Anyway, this is in stark contract to the officers and men we see in Baghdad ER, who have the proper training, who know why they're doing what they are doing and who know how to do it. In fact, this dichotomy struck me so that I mentioned it after the film to my girlfriend. I basically made the above-mentioned point and then said that, well, even with good leadership at the LtC, Col. and General officer levels, if the officer on the ground is Lt. Calley, then you're still screwed. Well, it seems something like this may have happened recently in Iraq:
A Pentagon probe into the death of Iraqi civilians last November in the Iraqi city of Haditha will show that U.S. Marines "killed innocent civilians in cold blood," a U.S. lawmaker said Wednesday.

From the beginning, Iraqis in the town of Haditha said U.S. Marines deliberately killed 15 unarmed Iraqi civilians, including seven women and three children.


Military officials say Marine Corp photos taken immediately after the incident show many of the victims were shot at close range, in the head and chest, execution-style. One photo shows a mother and young child bent over on the floor as if in prayer, shot dead, said the officials, who spoke to NBC News on condition of anonymity because the investigation hasn't been completed.

One military official says it appears the civilians were deliberately killed by the Marines, who were outraged at the death of their fellow Marine.

“This one is ugly," one official told NBC News.

Three Marine officers — commanders in Haditha — have been relieved of duty, and at least 12 Marines in all are under investigation for what would be the worst single incident involving the deliberate killing of civilians by U.S. military in Iraq.
Digby says:
This war was waged for inexplicable reasons and in the course of waging it, the administration has presented a split version of reality that troops have to try to sort out. Liberating the "Iraqi people" and fighting "the terrorists" all of whom look alike to these marines. I don't excuse them for one minute for emptying guns into three year olds out of anger at their mate being killed. There is no excuse. But when you have the civilian leadership of the military publicly pondering the relative humanity of various enemies, you can see where the troops might just get a little bit addled.

What a mess. What a horrible, horrible mess. This stuff is sickening and wrong when it happens in a war of self-defense.

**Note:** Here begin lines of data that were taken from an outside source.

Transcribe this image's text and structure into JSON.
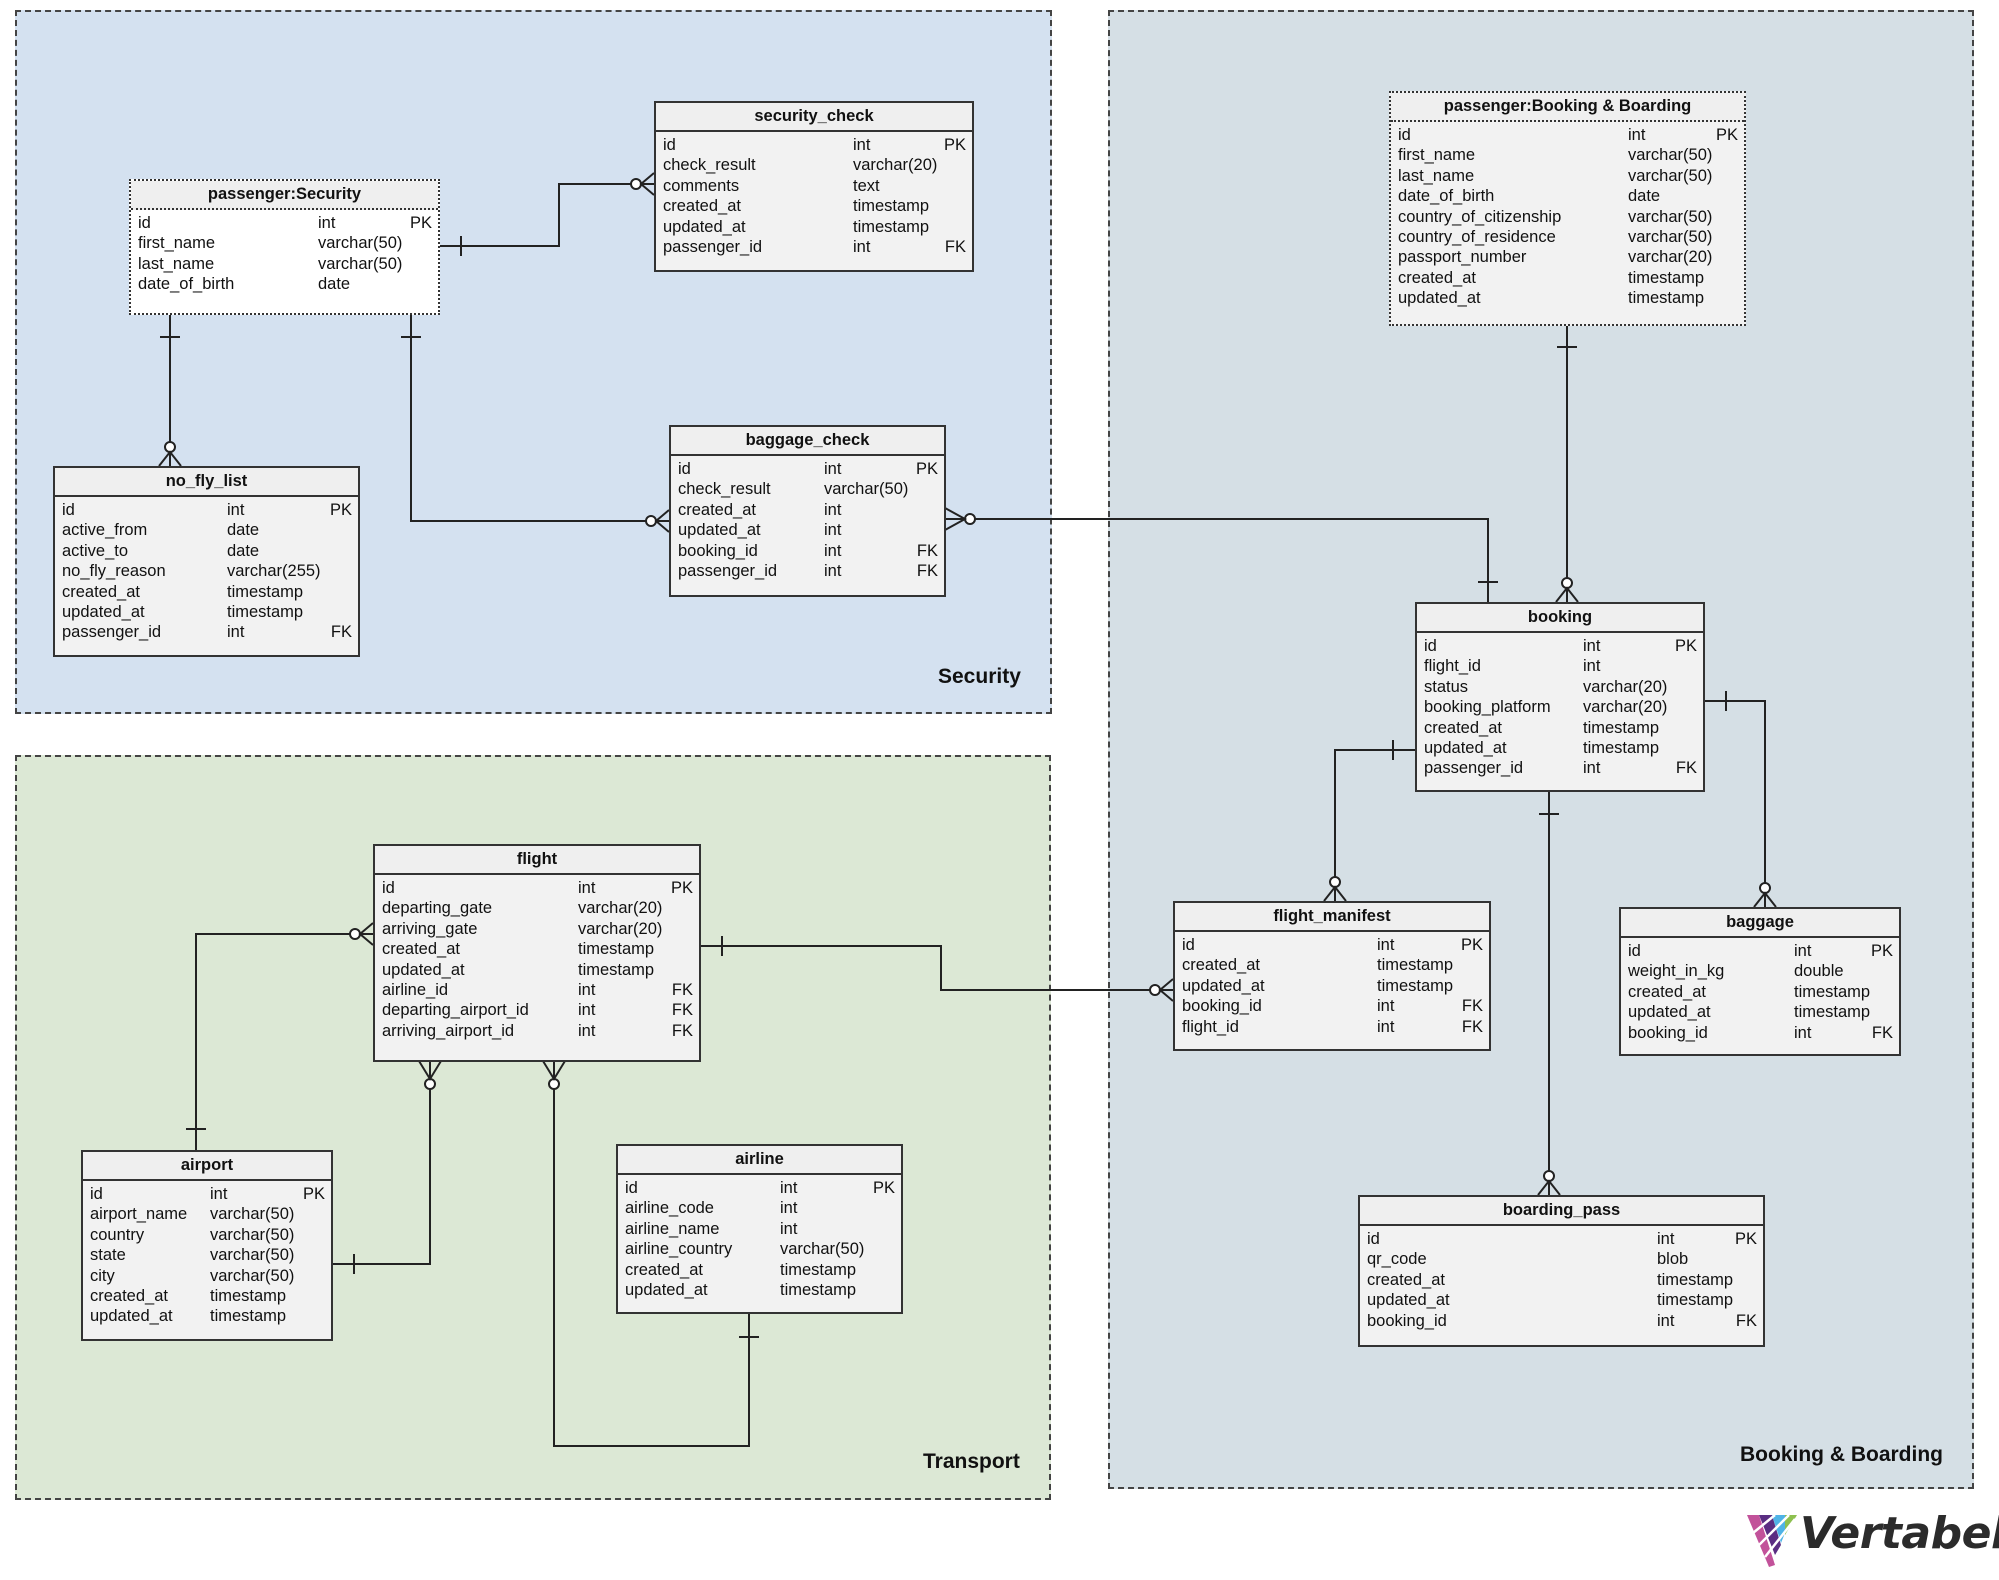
{
  "colors": {
    "security_bg": "#d4e1f0",
    "transport_bg": "#dce8d5",
    "booking_bg": "#d5dfe5"
  },
  "regions": {
    "security": {
      "label": "Security"
    },
    "transport": {
      "label": "Transport"
    },
    "booking": {
      "label": "Booking & Boarding"
    }
  },
  "tables": {
    "passenger_security": {
      "title": "passenger:Security",
      "columns": [
        {
          "name": "id",
          "type": "int",
          "key": "PK"
        },
        {
          "name": "first_name",
          "type": "varchar(50)",
          "key": ""
        },
        {
          "name": "last_name",
          "type": "varchar(50)",
          "key": ""
        },
        {
          "name": "date_of_birth",
          "type": "date",
          "key": ""
        }
      ]
    },
    "security_check": {
      "title": "security_check",
      "columns": [
        {
          "name": "id",
          "type": "int",
          "key": "PK"
        },
        {
          "name": "check_result",
          "type": "varchar(20)",
          "key": ""
        },
        {
          "name": "comments",
          "type": "text",
          "key": ""
        },
        {
          "name": "created_at",
          "type": "timestamp",
          "key": ""
        },
        {
          "name": "updated_at",
          "type": "timestamp",
          "key": ""
        },
        {
          "name": "passenger_id",
          "type": "int",
          "key": "FK"
        }
      ]
    },
    "no_fly_list": {
      "title": "no_fly_list",
      "columns": [
        {
          "name": "id",
          "type": "int",
          "key": "PK"
        },
        {
          "name": "active_from",
          "type": "date",
          "key": ""
        },
        {
          "name": "active_to",
          "type": "date",
          "key": ""
        },
        {
          "name": "no_fly_reason",
          "type": "varchar(255)",
          "key": ""
        },
        {
          "name": "created_at",
          "type": "timestamp",
          "key": ""
        },
        {
          "name": "updated_at",
          "type": "timestamp",
          "key": ""
        },
        {
          "name": "passenger_id",
          "type": "int",
          "key": "FK"
        }
      ]
    },
    "baggage_check": {
      "title": "baggage_check",
      "columns": [
        {
          "name": "id",
          "type": "int",
          "key": "PK"
        },
        {
          "name": "check_result",
          "type": "varchar(50)",
          "key": ""
        },
        {
          "name": "created_at",
          "type": "int",
          "key": ""
        },
        {
          "name": "updated_at",
          "type": "int",
          "key": ""
        },
        {
          "name": "booking_id",
          "type": "int",
          "key": "FK"
        },
        {
          "name": "passenger_id",
          "type": "int",
          "key": "FK"
        }
      ]
    },
    "passenger_booking": {
      "title": "passenger:Booking & Boarding",
      "columns": [
        {
          "name": "id",
          "type": "int",
          "key": "PK"
        },
        {
          "name": "first_name",
          "type": "varchar(50)",
          "key": ""
        },
        {
          "name": "last_name",
          "type": "varchar(50)",
          "key": ""
        },
        {
          "name": "date_of_birth",
          "type": "date",
          "key": ""
        },
        {
          "name": "country_of_citizenship",
          "type": "varchar(50)",
          "key": ""
        },
        {
          "name": "country_of_residence",
          "type": "varchar(50)",
          "key": ""
        },
        {
          "name": "passport_number",
          "type": "varchar(20)",
          "key": ""
        },
        {
          "name": "created_at",
          "type": "timestamp",
          "key": ""
        },
        {
          "name": "updated_at",
          "type": "timestamp",
          "key": ""
        }
      ]
    },
    "booking": {
      "title": "booking",
      "columns": [
        {
          "name": "id",
          "type": "int",
          "key": "PK"
        },
        {
          "name": "flight_id",
          "type": "int",
          "key": ""
        },
        {
          "name": "status",
          "type": "varchar(20)",
          "key": ""
        },
        {
          "name": "booking_platform",
          "type": "varchar(20)",
          "key": ""
        },
        {
          "name": "created_at",
          "type": "timestamp",
          "key": ""
        },
        {
          "name": "updated_at",
          "type": "timestamp",
          "key": ""
        },
        {
          "name": "passenger_id",
          "type": "int",
          "key": "FK"
        }
      ]
    },
    "flight_manifest": {
      "title": "flight_manifest",
      "columns": [
        {
          "name": "id",
          "type": "int",
          "key": "PK"
        },
        {
          "name": "created_at",
          "type": "timestamp",
          "key": ""
        },
        {
          "name": "updated_at",
          "type": "timestamp",
          "key": ""
        },
        {
          "name": "booking_id",
          "type": "int",
          "key": "FK"
        },
        {
          "name": "flight_id",
          "type": "int",
          "key": "FK"
        }
      ]
    },
    "baggage": {
      "title": "baggage",
      "columns": [
        {
          "name": "id",
          "type": "int",
          "key": "PK"
        },
        {
          "name": "weight_in_kg",
          "type": "double",
          "key": ""
        },
        {
          "name": "created_at",
          "type": "timestamp",
          "key": ""
        },
        {
          "name": "updated_at",
          "type": "timestamp",
          "key": ""
        },
        {
          "name": "booking_id",
          "type": "int",
          "key": "FK"
        }
      ]
    },
    "boarding_pass": {
      "title": "boarding_pass",
      "columns": [
        {
          "name": "id",
          "type": "int",
          "key": "PK"
        },
        {
          "name": "qr_code",
          "type": "blob",
          "key": ""
        },
        {
          "name": "created_at",
          "type": "timestamp",
          "key": ""
        },
        {
          "name": "updated_at",
          "type": "timestamp",
          "key": ""
        },
        {
          "name": "booking_id",
          "type": "int",
          "key": "FK"
        }
      ]
    },
    "flight": {
      "title": "flight",
      "columns": [
        {
          "name": "id",
          "type": "int",
          "key": "PK"
        },
        {
          "name": "departing_gate",
          "type": "varchar(20)",
          "key": ""
        },
        {
          "name": "arriving_gate",
          "type": "varchar(20)",
          "key": ""
        },
        {
          "name": "created_at",
          "type": "timestamp",
          "key": ""
        },
        {
          "name": "updated_at",
          "type": "timestamp",
          "key": ""
        },
        {
          "name": "airline_id",
          "type": "int",
          "key": "FK"
        },
        {
          "name": "departing_airport_id",
          "type": "int",
          "key": "FK"
        },
        {
          "name": "arriving_airport_id",
          "type": "int",
          "key": "FK"
        }
      ]
    },
    "airport": {
      "title": "airport",
      "columns": [
        {
          "name": "id",
          "type": "int",
          "key": "PK"
        },
        {
          "name": "airport_name",
          "type": "varchar(50)",
          "key": ""
        },
        {
          "name": "country",
          "type": "varchar(50)",
          "key": ""
        },
        {
          "name": "state",
          "type": "varchar(50)",
          "key": ""
        },
        {
          "name": "city",
          "type": "varchar(50)",
          "key": ""
        },
        {
          "name": "created_at",
          "type": "timestamp",
          "key": ""
        },
        {
          "name": "updated_at",
          "type": "timestamp",
          "key": ""
        }
      ]
    },
    "airline": {
      "title": "airline",
      "columns": [
        {
          "name": "id",
          "type": "int",
          "key": "PK"
        },
        {
          "name": "airline_code",
          "type": "int",
          "key": ""
        },
        {
          "name": "airline_name",
          "type": "int",
          "key": ""
        },
        {
          "name": "airline_country",
          "type": "varchar(50)",
          "key": ""
        },
        {
          "name": "created_at",
          "type": "timestamp",
          "key": ""
        },
        {
          "name": "updated_at",
          "type": "timestamp",
          "key": ""
        }
      ]
    }
  },
  "relationships": [
    {
      "from": "passenger_security",
      "to": "security_check",
      "cardinality": "one-to-many"
    },
    {
      "from": "passenger_security",
      "to": "no_fly_list",
      "cardinality": "one-to-many"
    },
    {
      "from": "passenger_security",
      "to": "baggage_check",
      "cardinality": "one-to-many"
    },
    {
      "from": "booking",
      "to": "baggage_check",
      "cardinality": "one-to-many"
    },
    {
      "from": "passenger_booking",
      "to": "booking",
      "cardinality": "one-to-many"
    },
    {
      "from": "booking",
      "to": "flight_manifest",
      "cardinality": "one-to-many"
    },
    {
      "from": "booking",
      "to": "baggage",
      "cardinality": "one-to-many"
    },
    {
      "from": "booking",
      "to": "boarding_pass",
      "cardinality": "one-to-many"
    },
    {
      "from": "flight",
      "to": "flight_manifest",
      "cardinality": "one-to-many"
    },
    {
      "from": "airport",
      "to": "flight",
      "cardinality": "one-to-many",
      "via": "departing"
    },
    {
      "from": "airport",
      "to": "flight",
      "cardinality": "one-to-many",
      "via": "arriving"
    },
    {
      "from": "airline",
      "to": "flight",
      "cardinality": "one-to-many"
    }
  ],
  "logo": {
    "text": "Vertabelo"
  }
}
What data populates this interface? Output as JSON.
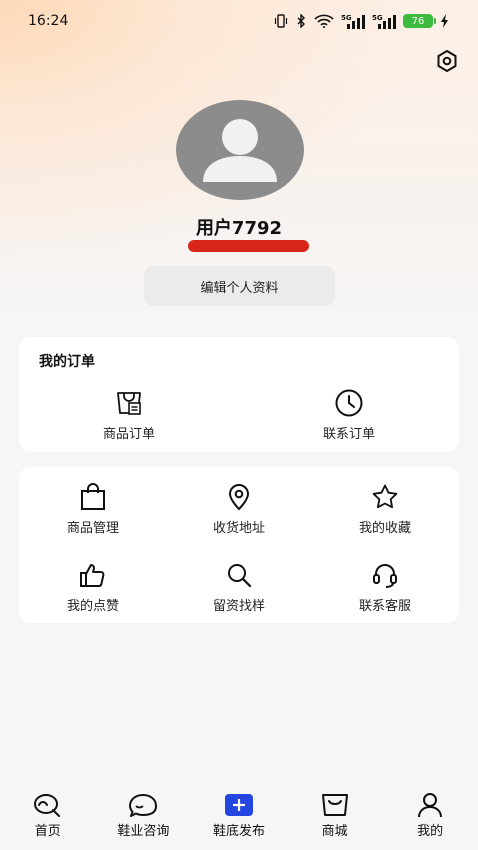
{
  "status_bar": {
    "time": "16:24",
    "battery": "76",
    "network_1": "5G",
    "network_2": "5G"
  },
  "profile": {
    "username": "用户7792",
    "edit_button": "编辑个人资料"
  },
  "orders": {
    "title": "我的订单",
    "items": [
      {
        "label": "商品订单",
        "icon": "shopping-bag-list-icon"
      },
      {
        "label": "联系订单",
        "icon": "clock-icon"
      }
    ]
  },
  "tools": {
    "items": [
      {
        "label": "商品管理",
        "icon": "bag-icon"
      },
      {
        "label": "收货地址",
        "icon": "location-pin-icon"
      },
      {
        "label": "我的收藏",
        "icon": "star-icon"
      },
      {
        "label": "我的点赞",
        "icon": "thumbs-up-icon"
      },
      {
        "label": "留资找样",
        "icon": "search-icon"
      },
      {
        "label": "联系客服",
        "icon": "headset-icon"
      }
    ]
  },
  "tabbar": {
    "tabs": [
      {
        "label": "首页",
        "icon": "home-icon"
      },
      {
        "label": "鞋业咨询",
        "icon": "chat-bubble-icon"
      },
      {
        "label": "鞋底发布",
        "icon": "plus-icon"
      },
      {
        "label": "商城",
        "icon": "shop-bag-icon"
      },
      {
        "label": "我的",
        "icon": "person-icon"
      }
    ],
    "active_color": "#2345e0"
  },
  "colors": {
    "accent_red": "#d8261a",
    "avatar_gray": "#8c8c8c"
  }
}
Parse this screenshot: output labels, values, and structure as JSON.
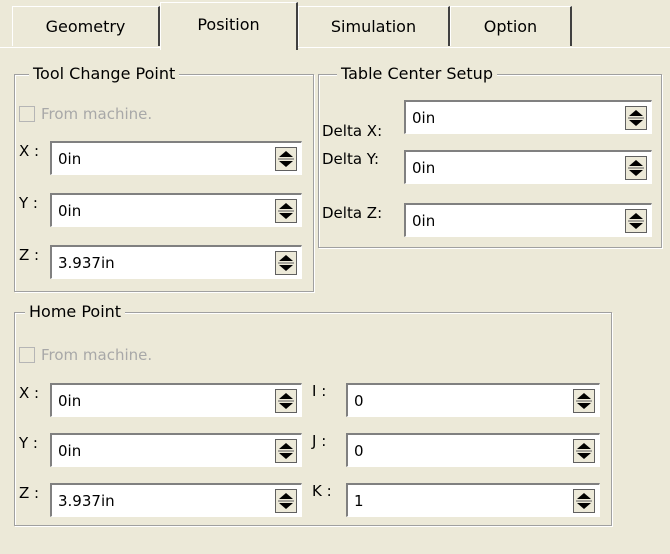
{
  "tabs": [
    {
      "label": "Geometry"
    },
    {
      "label": "Position"
    },
    {
      "label": "Simulation"
    },
    {
      "label": "Option"
    }
  ],
  "active_tab": "Position",
  "tool_change_point": {
    "title": "Tool Change Point",
    "from_machine_label": "From machine.",
    "from_machine_checked": false,
    "fields": [
      {
        "label": "X :",
        "value": "0in"
      },
      {
        "label": "Y :",
        "value": "0in"
      },
      {
        "label": "Z :",
        "value": "3.937in"
      }
    ]
  },
  "table_center_setup": {
    "title": "Table Center Setup",
    "fields": [
      {
        "label": "Delta X:",
        "value": "0in"
      },
      {
        "label": "Delta Y:",
        "value": "0in"
      },
      {
        "label": "Delta Z:",
        "value": "0in"
      }
    ]
  },
  "home_point": {
    "title": "Home Point",
    "from_machine_label": "From machine.",
    "from_machine_checked": false,
    "left_fields": [
      {
        "label": "X :",
        "value": "0in"
      },
      {
        "label": "Y :",
        "value": "0in"
      },
      {
        "label": "Z :",
        "value": "3.937in"
      }
    ],
    "right_fields": [
      {
        "label": "I :",
        "value": "0"
      },
      {
        "label": "J :",
        "value": "0"
      },
      {
        "label": "K :",
        "value": "1"
      }
    ]
  },
  "icons": {
    "spinner": "up-down-spinner-icon"
  }
}
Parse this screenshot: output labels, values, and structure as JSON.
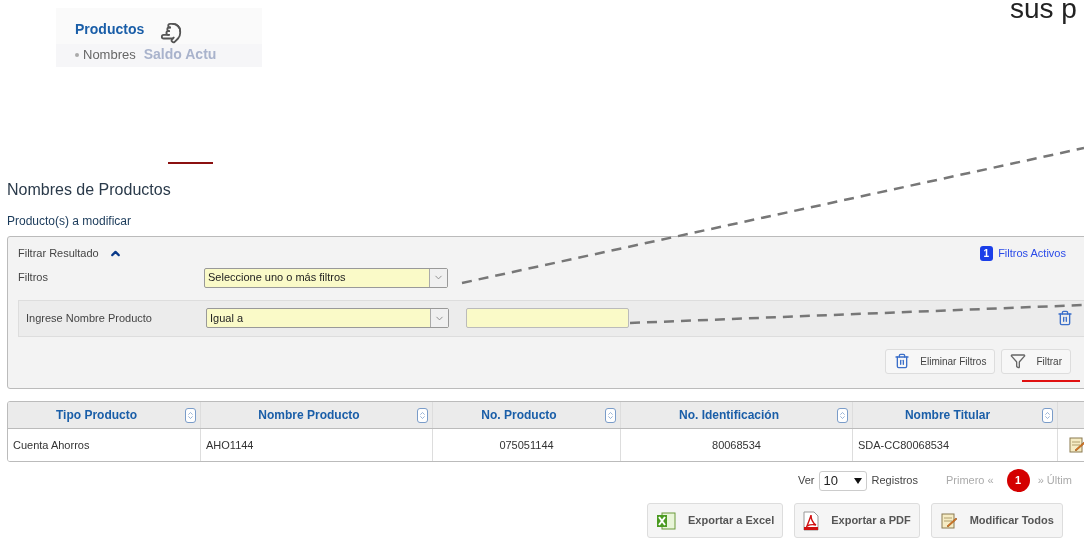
{
  "menu": {
    "title": "Productos",
    "item": "Nombres",
    "faded_item": "Saldo Actu"
  },
  "caption": "sus p",
  "page": {
    "title": "Nombres de Productos",
    "subtitle": "Producto(s) a modificar"
  },
  "filter_panel": {
    "title": "Filtrar Resultado",
    "expanded": true,
    "active_count": "1",
    "active_label": "Filtros Activos",
    "filters_label": "Filtros",
    "filters_select": {
      "placeholder": "Seleccione uno o más filtros"
    },
    "condition": {
      "label": "Ingrese Nombre Producto",
      "operator": "Igual a"
    },
    "buttons": [
      {
        "label": "Eliminar Filtros",
        "kind": "clear"
      },
      {
        "label": "Filtrar",
        "kind": "filter"
      }
    ]
  },
  "table": {
    "columns": [
      "Tipo Producto",
      "Nombre Producto",
      "No. Producto",
      "No. Identificación",
      "Nombre Titular"
    ],
    "rows": [
      [
        "Cuenta Ahorros",
        "AHO1144",
        "075051144",
        "80068534",
        "SDA-CC80068534"
      ]
    ]
  },
  "pagination": {
    "show_label": "Ver",
    "page_size": "10",
    "records_label": "Registros",
    "first": "Primero «",
    "pages": [
      {
        "label": "1",
        "selected": true
      }
    ],
    "last": "» Últim"
  },
  "actions": [
    {
      "label": "Exportar a Excel",
      "kind": "excel"
    },
    {
      "label": "Exportar a PDF",
      "kind": "pdf"
    },
    {
      "label": "Modificar Todos",
      "kind": "edit"
    }
  ]
}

When it happens in a war for Karl Rove's majority or a war for Halliburton or a war for whatever the hell they started this one for, then it is a moral failure of epic proportions.
We clearly don't know enough to say that the bolded language is correct in terms of cause-and-effect, but I stand behind Digby's last paragraph above 100%.

UPDATE: Billmon has more:
I don't know if it's better or worse that this atrocity seems to have been committed by a military unit completely out of control, instead of one that was following orders, as was clearly the case at Abu Ghraib. One one hand, you can argue that it's simply a reminder that Americans are as capable of being beasts as anyone else: Germans, Japanese, Russians, Serbs, Arabs, Afghans, Israelis, Somalians, Afrikaaners, Salvadorans -- the list goes on and on. There's nothing exceptional about us, even in our war crimes.

On the other hand, the fact that U.S. Marines -- the few, the proud, etc. -- were capable of such bestiality says something ominous about the psychological state of the American military after three years of being stretched to the limit. These weren't draftees or Guardsmen or pathetic losers like Calley. These were professionals, supposedly the best of the best, and yet they threw away their training, their code and their honor, and drenched themselves and their flag in the blood of innocents. They simply snapped, in other words, and it makes me wonder how many more like them are out there -- one IED or ambush away from going beserk.

*sap: special-access program. A "black-op" outside the normal chain of command and classification structure that reported directly to Rumsfield.
Comments: Post a Comment

This page is powered by Blogger. Isn't yours?